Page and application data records
╭──

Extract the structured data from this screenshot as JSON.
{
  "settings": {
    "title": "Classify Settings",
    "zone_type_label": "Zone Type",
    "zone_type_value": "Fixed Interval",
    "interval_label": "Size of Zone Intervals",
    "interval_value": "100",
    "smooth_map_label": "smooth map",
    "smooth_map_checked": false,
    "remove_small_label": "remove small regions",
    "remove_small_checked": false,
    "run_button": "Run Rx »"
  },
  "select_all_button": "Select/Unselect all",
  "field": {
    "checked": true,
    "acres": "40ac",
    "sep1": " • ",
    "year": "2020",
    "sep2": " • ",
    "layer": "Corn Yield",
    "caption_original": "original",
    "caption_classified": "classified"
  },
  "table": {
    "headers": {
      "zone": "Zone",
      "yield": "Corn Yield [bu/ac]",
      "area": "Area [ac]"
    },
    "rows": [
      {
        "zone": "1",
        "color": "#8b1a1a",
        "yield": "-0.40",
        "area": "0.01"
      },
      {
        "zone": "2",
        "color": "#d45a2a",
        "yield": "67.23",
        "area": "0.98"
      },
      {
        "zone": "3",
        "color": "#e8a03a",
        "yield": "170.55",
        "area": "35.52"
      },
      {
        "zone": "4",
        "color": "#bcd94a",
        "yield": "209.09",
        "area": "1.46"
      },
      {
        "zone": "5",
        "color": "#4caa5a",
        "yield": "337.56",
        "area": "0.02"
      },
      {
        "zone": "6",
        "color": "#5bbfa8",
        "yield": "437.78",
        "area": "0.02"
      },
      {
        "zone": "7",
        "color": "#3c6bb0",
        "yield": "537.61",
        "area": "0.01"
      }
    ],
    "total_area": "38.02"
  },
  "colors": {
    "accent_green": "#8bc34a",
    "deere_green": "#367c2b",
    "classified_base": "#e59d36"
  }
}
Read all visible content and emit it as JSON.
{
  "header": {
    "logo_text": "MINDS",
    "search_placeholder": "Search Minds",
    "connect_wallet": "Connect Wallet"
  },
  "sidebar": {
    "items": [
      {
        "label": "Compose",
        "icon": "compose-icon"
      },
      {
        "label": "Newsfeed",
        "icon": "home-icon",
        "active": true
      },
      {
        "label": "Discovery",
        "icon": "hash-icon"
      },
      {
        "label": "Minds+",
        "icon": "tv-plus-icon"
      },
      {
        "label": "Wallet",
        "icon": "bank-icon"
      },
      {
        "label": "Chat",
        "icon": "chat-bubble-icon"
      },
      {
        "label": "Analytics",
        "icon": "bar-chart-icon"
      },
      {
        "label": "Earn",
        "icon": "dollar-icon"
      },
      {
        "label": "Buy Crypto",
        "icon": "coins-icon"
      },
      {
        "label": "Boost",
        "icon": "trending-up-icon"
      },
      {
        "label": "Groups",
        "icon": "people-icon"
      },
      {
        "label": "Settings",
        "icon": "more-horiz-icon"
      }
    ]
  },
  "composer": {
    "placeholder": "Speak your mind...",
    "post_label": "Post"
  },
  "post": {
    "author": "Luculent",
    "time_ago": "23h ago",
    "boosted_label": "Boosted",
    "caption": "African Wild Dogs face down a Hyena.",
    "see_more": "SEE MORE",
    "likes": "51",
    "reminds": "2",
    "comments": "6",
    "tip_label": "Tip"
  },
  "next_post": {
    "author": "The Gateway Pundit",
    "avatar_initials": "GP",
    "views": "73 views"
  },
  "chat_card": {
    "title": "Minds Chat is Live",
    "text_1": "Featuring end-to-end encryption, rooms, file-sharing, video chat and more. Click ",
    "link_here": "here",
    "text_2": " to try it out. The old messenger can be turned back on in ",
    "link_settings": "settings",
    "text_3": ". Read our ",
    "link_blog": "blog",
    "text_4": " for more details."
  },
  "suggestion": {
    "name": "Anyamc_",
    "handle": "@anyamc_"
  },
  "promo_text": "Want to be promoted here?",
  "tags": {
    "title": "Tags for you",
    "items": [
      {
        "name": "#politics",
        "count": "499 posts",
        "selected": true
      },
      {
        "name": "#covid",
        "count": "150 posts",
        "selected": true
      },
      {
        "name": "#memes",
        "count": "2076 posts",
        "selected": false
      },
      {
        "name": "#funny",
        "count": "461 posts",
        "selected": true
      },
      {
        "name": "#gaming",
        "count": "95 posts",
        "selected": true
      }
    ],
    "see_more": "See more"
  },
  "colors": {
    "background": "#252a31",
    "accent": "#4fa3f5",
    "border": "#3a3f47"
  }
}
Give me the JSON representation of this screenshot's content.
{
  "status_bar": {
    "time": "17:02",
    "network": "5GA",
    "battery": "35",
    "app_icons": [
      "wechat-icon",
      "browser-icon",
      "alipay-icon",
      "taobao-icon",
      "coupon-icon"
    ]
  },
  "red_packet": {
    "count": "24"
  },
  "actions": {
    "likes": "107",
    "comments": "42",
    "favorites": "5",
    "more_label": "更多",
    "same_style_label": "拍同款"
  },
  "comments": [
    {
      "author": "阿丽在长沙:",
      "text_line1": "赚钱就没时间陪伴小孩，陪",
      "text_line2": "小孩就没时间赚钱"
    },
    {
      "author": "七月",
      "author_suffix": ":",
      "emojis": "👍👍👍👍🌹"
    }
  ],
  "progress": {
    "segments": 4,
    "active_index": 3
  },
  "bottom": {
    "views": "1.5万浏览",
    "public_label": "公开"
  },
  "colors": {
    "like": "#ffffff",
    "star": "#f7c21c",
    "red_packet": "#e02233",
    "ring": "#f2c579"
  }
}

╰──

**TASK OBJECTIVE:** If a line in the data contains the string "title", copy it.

**EXERCISE OUTPUT:**
    "title": "Classify Settings",
    "title": "Minds Chat is Live",
    "title": "Tags for you",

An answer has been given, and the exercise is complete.